Assignment: Retrieve all lines below that have the string "title".

--- Data excerpts Enclosed Below ---

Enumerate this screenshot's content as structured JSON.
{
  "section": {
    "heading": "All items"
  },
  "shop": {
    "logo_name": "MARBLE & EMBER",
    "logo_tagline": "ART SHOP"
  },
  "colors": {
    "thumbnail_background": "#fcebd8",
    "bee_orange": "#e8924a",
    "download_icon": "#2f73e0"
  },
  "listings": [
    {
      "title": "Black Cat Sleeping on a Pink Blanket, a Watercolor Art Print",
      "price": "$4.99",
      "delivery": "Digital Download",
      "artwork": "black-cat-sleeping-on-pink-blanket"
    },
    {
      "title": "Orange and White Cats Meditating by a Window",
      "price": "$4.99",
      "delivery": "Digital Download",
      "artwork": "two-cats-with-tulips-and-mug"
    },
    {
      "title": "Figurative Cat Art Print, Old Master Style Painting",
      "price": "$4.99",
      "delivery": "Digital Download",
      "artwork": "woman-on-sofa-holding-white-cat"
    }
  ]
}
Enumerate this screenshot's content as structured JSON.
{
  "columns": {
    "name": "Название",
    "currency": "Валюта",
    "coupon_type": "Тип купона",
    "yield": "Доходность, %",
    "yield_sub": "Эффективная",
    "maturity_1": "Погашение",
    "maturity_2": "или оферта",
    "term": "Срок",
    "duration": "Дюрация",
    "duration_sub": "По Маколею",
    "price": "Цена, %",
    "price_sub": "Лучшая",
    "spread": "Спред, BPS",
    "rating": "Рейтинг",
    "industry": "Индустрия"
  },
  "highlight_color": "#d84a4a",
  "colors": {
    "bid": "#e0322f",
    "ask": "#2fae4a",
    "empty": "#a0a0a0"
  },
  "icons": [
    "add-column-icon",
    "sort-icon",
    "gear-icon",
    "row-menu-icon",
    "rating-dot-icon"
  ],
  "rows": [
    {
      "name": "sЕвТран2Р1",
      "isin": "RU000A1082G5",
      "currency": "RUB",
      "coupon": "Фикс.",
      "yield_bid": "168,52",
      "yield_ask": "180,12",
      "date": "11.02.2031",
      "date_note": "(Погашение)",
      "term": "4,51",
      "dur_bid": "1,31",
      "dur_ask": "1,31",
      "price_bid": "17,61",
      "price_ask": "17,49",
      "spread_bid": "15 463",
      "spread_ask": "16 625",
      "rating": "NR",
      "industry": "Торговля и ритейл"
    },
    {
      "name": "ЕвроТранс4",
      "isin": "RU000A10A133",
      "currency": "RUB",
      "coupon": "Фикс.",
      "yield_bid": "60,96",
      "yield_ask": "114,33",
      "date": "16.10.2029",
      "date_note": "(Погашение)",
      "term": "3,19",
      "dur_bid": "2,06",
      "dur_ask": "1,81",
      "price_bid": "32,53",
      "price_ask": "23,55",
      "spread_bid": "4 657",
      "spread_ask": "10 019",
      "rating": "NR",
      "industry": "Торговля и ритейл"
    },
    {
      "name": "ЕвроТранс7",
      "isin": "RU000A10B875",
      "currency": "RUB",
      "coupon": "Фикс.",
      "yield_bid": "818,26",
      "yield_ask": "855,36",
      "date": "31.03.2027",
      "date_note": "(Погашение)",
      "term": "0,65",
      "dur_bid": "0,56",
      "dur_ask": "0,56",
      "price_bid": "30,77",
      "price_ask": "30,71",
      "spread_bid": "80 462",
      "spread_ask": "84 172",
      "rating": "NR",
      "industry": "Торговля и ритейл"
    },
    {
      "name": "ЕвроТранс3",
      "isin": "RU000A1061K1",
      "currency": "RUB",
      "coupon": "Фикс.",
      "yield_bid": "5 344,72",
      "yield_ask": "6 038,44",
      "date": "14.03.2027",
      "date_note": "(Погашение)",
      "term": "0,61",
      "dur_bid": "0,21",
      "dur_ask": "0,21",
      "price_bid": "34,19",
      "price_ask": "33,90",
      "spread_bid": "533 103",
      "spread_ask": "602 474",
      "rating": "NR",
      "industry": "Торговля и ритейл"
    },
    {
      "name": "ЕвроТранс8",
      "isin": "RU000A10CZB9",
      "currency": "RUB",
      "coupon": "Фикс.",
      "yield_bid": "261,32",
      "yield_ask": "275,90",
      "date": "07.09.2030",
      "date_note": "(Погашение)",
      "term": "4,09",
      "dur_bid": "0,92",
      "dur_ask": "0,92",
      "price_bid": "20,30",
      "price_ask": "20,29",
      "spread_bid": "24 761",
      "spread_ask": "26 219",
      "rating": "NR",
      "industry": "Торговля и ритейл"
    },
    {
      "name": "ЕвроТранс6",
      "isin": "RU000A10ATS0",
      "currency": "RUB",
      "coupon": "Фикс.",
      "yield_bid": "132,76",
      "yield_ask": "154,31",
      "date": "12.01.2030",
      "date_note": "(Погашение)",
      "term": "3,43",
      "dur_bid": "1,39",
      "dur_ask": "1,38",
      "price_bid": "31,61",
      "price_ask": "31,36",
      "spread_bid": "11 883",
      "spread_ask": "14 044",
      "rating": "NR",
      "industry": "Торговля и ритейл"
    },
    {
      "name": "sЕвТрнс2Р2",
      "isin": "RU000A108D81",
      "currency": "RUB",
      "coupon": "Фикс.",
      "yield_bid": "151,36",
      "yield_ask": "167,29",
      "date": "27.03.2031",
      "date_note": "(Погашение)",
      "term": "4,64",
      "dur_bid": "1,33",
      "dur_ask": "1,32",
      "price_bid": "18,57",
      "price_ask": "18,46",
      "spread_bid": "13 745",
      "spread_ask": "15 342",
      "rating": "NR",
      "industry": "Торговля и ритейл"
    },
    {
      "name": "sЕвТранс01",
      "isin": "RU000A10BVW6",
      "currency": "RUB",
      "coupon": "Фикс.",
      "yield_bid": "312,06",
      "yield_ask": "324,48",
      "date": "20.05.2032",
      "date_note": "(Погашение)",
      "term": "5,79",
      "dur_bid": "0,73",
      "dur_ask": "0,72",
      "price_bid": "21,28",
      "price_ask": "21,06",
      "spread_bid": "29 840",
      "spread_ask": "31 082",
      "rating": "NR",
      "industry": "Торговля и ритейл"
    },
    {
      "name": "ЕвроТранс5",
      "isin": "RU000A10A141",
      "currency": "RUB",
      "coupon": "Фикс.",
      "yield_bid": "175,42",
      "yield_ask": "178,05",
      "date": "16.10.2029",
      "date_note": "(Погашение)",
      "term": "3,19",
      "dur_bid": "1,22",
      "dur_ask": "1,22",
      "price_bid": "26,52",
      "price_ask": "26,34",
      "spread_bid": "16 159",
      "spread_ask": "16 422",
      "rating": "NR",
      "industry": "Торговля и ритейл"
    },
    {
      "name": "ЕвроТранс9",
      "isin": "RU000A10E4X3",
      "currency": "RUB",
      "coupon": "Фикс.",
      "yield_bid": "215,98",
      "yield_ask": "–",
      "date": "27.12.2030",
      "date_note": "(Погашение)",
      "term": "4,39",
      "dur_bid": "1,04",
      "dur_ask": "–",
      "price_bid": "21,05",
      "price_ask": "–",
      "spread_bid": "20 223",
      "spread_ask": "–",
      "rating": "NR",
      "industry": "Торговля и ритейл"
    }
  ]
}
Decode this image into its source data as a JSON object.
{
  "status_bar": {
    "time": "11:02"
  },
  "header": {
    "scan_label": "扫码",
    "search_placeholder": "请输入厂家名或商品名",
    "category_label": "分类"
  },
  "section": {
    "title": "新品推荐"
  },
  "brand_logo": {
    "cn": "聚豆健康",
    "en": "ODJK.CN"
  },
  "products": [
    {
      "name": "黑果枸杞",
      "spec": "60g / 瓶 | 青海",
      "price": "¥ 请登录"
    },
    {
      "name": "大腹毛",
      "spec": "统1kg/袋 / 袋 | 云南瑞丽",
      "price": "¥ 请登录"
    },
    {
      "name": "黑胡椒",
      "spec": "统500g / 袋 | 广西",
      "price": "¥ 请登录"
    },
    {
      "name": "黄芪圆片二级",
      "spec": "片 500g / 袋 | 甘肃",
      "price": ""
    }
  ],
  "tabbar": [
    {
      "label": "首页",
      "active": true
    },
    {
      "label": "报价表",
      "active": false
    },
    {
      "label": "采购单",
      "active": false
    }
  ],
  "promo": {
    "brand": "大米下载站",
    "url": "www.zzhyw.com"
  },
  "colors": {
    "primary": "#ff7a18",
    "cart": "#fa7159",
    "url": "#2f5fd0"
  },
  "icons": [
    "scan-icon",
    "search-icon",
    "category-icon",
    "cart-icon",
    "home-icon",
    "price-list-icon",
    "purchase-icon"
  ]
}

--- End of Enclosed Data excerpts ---

Output for this exercise:
      "title": "Black Cat Sleeping on a Pink Blanket, a Watercolor Art Print",
      "title": "Orange and White Cats Meditating by a Window",
      "title": "Figurative Cat Art Print, Old Master Style Painting",
    "title": "新品推荐"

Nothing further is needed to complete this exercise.